It is difficult to describe what being in Paris meant to us. I had already been there with my parents five years prior to that summer, but exploring the streets on foot was like discovering the city for the very first time in all its beauty and elegance.

Paris is eating baguettes and bologna, drinking Diet Coke with Benny while looking from the window of our uncle’s house, seeing all those rooftops and feeling part of a French novel.

Paris is eating macaroons at Pierre Hermé and discovering a great tea selection at Mariage Frères. It’s buying matching yellow dresses with my cousin and taking silly photos in the shop mirror.

Paris is seeing Notre Dame Cathedral late in the afternoon, its profile silhouetted against the blue summer sky. It’s visiting Shakespeare & Company, an historical bookstore located on the Rive Gauche.

Paris is late night talks along the River Seine, when the city seemed safer than it would become in the following years. Or maybe it’s just that when you are a teenager nothing can really scare you, almost to the point of recklessness.

Paris is Les Jardins de Tuileries and a ferris wheel with amazing views on the city, delicious churros with Nutella and taking photos of a “chairoplane” with French flags on top. It’s spending an hour in the Sephora flagship store on the Champs-Elysées and watching a Parisian sunset from Pont Alexandre III, surrounded by newlyweds on their wedding photoshoot. Or trying to catch the sunset from the Eiffel Tower and succeeding to do so, running the steps two at a time because photography was already essential to my life.

Paris is Montmartre, Paris is Disneyland. It’s Saint-Germain-des-Prés with its famous cafés, it’s having tea at Les Deux Magots. It’s going to the Galeries Lafayette and to Abercrombie & Fitch, where we once took a picture with a model at the entrance (Abercrombie was all the rage back in the days).

Paris is rainy mornings at the Louvre and the Musée d’Orsay (it rained so much all over Europe that summer), but also taking off at the wrong subway stop to visit the Café des Chats (Cat Café). It’s taking the train to Versailles to see the Palace and getting angry because of the constant rain and the long lines.
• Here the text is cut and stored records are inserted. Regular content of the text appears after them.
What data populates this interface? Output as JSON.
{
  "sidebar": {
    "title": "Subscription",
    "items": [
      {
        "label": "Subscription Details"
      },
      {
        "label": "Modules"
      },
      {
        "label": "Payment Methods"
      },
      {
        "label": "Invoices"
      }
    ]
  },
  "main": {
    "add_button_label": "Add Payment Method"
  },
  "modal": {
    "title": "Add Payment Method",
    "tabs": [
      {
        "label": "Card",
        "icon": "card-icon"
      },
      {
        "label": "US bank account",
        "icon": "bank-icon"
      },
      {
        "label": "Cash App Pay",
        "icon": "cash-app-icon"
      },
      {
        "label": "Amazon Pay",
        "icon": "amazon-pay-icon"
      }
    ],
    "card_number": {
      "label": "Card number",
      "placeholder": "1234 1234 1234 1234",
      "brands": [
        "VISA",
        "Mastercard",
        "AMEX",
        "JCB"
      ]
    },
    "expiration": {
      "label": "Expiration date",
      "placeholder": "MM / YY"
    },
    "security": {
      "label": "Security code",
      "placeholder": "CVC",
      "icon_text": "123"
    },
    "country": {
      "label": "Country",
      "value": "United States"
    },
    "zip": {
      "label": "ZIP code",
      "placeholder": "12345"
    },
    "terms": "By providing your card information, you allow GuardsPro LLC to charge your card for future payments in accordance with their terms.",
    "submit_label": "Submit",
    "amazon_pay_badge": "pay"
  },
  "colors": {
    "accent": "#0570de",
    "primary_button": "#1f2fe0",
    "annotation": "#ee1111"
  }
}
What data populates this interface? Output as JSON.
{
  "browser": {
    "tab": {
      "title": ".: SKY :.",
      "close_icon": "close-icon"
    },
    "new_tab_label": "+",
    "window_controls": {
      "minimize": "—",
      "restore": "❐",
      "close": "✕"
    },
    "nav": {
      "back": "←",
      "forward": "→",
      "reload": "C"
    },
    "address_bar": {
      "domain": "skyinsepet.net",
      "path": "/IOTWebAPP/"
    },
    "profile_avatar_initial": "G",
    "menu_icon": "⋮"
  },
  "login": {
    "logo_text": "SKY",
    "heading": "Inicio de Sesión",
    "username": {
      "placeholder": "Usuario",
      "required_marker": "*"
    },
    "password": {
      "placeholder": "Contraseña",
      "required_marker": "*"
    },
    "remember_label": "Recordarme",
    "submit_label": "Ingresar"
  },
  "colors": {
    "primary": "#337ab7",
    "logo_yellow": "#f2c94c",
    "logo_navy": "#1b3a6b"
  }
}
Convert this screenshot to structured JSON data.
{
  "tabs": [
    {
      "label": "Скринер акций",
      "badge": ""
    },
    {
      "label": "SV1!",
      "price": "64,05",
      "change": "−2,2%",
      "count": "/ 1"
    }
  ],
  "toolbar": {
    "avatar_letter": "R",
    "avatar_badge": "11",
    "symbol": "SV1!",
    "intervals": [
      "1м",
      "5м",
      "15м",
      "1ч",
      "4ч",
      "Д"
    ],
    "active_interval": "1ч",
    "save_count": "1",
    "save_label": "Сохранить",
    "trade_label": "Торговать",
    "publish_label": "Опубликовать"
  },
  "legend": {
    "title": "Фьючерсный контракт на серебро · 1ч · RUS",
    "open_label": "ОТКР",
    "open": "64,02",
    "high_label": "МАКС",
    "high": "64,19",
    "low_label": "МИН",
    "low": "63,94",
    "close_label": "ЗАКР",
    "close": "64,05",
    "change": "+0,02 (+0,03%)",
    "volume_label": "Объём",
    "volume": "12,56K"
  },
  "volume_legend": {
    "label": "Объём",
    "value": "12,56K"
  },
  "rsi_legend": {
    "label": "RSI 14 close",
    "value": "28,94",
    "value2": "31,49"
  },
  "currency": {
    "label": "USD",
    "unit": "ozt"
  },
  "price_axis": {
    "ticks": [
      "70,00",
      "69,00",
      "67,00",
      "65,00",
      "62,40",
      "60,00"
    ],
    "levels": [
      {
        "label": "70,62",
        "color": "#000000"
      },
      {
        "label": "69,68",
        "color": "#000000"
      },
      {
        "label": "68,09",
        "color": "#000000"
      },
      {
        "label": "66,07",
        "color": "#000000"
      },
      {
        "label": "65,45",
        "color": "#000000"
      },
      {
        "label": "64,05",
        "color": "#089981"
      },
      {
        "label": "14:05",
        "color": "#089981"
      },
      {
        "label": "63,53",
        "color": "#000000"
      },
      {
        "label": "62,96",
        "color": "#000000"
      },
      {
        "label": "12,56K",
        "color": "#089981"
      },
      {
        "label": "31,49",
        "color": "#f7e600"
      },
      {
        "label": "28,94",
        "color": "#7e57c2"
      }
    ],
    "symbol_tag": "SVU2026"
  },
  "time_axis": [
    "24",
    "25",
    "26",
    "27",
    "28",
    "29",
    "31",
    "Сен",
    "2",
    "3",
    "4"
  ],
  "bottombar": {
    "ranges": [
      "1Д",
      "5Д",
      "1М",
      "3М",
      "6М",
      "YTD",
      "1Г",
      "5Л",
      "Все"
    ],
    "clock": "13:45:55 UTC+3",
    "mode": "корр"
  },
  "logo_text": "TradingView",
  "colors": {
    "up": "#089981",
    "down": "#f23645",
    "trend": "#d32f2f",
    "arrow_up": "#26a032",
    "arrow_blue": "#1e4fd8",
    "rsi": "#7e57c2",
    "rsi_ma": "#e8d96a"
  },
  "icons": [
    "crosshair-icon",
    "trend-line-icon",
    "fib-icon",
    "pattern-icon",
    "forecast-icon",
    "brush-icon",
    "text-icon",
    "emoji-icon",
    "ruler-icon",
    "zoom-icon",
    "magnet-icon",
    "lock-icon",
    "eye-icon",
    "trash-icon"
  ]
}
Paris is our uncle coming back from Normandy and taking us on a final tour of the city, of which I remember a whirlwind of places, included the Centre Pompidou, the Champs d’Elysées with Guerlain and Louis Vuitton. Getting to see a beautiful apartment he had just renovated with views on the Eiffel Tower and pretending we were living there. Paris is also taking public transport to Charles de Gaulle airport and seeing the outskirts of the city from the train, because “Paris is not just glamour and shining lights”, as uncle David said; traveling is first and foremost walking the streets of a city instead of seeing it only from the window of a car.

Paris is being young and fantasizing about living in “La Ville Lumière.”

Paris is thinking“One day I’ll be back” and knowing that I will, because it is one of the places that captured my heart the most.


One thought on “Story Behind The Picture: An Homage To Paris From My Uncle David’s Parisian Home”

Comments are closed.

%d bloggers like this: